Wesley CLARK, Plaintiff-Appellant, v. Ginger CLARK, Now Known as Ginger Hancock, Defendant-Respondent.

Decided: September 30, 2005

PRESENT:  SCUDDER, J.P., MARTOCHE, SMITH, PINE, AND HAYES, JJ. James P. Vacca, Sr., Rochester, for Plaintiff-Appellant.
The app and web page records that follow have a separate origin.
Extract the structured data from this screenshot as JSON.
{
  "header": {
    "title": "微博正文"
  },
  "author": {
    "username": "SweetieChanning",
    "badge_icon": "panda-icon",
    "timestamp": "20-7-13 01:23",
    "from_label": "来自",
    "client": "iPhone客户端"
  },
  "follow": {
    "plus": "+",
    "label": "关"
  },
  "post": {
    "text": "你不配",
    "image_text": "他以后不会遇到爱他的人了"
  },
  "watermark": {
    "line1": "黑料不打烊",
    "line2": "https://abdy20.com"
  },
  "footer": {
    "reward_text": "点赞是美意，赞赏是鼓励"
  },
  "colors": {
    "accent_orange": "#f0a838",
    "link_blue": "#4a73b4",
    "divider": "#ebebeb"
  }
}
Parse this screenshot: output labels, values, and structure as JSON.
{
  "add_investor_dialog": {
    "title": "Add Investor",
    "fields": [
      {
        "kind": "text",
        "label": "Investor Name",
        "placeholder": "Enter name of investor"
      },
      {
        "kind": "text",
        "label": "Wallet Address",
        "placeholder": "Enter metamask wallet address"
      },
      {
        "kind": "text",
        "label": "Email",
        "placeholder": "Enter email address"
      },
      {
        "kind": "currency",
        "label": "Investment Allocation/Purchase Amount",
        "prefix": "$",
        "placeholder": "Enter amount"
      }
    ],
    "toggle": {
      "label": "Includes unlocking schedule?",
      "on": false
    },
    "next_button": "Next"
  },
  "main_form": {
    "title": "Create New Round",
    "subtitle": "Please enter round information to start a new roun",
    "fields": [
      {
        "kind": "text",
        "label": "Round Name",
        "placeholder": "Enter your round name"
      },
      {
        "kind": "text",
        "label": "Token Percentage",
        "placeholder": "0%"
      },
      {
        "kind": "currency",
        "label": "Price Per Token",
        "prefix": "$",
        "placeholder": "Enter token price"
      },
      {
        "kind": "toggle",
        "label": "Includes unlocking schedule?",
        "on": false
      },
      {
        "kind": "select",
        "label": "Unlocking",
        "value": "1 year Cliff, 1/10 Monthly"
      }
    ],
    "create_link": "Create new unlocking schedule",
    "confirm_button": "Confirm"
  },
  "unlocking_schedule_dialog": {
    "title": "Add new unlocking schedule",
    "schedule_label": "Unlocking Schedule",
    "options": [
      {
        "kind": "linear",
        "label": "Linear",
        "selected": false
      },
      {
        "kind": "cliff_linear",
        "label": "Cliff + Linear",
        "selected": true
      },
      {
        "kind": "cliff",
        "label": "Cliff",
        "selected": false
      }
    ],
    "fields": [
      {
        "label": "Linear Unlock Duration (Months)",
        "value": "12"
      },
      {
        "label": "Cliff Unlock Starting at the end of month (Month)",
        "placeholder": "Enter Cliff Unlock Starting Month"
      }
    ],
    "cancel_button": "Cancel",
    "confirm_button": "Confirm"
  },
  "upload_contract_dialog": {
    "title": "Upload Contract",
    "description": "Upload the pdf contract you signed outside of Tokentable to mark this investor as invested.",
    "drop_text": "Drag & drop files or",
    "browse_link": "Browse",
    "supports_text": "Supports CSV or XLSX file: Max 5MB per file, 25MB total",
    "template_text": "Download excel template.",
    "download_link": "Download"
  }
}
Thomas N. Martin, Rochester, for Defendant-Respondent.

By order to show cause dated June 27, 2003, plaintiff sought to modify a 1997 judgment of divorce that granted the parties joint custody of their two children, with primary physical residence with defendant.   The children were born, respectively, in August 1990 and February 1993.   The parties were married in Texas and moved to New York with the children in February or March 1993, and plaintiff continues to reside in New York.   In late 1996, defendant moved with the children to Texas and thereafter to Kentucky, and in 1999 defendant moved with the children to Florida, where they have continued to reside.   In his affidavit in support of the order to show cause, plaintiff averred that there has been a substantial change of circumstances warranting a change from joint custody, with primary physical residence with defendant, to sole custody to plaintiff.

 Supreme Court properly dismissed plaintiff's application to modify the custody provisions of the judgment of divorce based on lack of subject matter jurisdiction (see Domestic Relations Law § 76-a[1][a] ).   Even assuming, arguendo, that the children have a significant connection to New York, we conclude that “substantial evidence is no longer available in this state concerning the child[ren]'s care, protection, training, and personal relationships” (id.).   The children have resided in Florida for the past six years, and the events that form the basis of the alleged change of circumstances all occurred in Florida (see generally Matter of Weyant v. Barnett, 302 A.D.2d 801, 756 N.Y.S.2d 322).   Although plaintiff has commenced several proceedings in New York since the issuance of the judgment of divorce, no testimony was ever taken during those proceedings, a law guardian was never appointed, the children and the parties were never evaluated by psychologists, and all prior proceedings were resolved upon consent of the parties (cf. Vernon v. Vernon, 100 N.Y.2d 960, 972-973, 768 N.Y.S.2d 719, 800 N.E.2d 1085).

 In any event, even assuming, arguendo, that New York has jurisdiction pursuant to Domestic Relations Law § 76-a(1), we would nevertheless conclude that Florida is the more appropriate forum for the custody dispute pursuant to Domestic Relations Law § 76-f (see Matter of King v. King, 15 A.D.3d 999, 1001, 790 N.Y.S.2d 339;  Matter of Jenkins v. Jenkins, 9 A.D.3d 633, 635, 780 N.Y.S.2d 211).   In determining whether the state that has jurisdiction is an inconvenient forum, a court should consider such factors as “the length of time the child[ren have] resided outside th[e] state” (§ 76-f[2][b] ), “the nature and location of the evidence required to resolve the pending litigation, including testimony of the child[ren]” (§ 76-f[2][f] ), and “the familiarity of the court of each state with the facts and issues in the pending litigation” (§ 76-f[2][h] ).  As previously noted, the children have resided in Florida for the past six years.   In addition, the allegations of plaintiff with respect to the alleged change of circumstances derive from statements made by the children to him concerning incidents that occurred in Florida.   Relevant evidence would be expected from witnesses residing in Florida, and, thus, it is apparent from the record before us that Florida is the more convenient forum (see generally Matter of Ginn v. Strafaci, 223 A.D.2d 883, 884, 636 N.Y.S.2d 230;   McNally v. McNally, 210 A.D.2d 940, 620 N.Y.S.2d 672).   It cannot be said that New York courts are any more familiar with the facts and issues in this case than Florida courts.

It is hereby ORDERED that the order so appealed from be and the same hereby is unanimously affirmed without costs.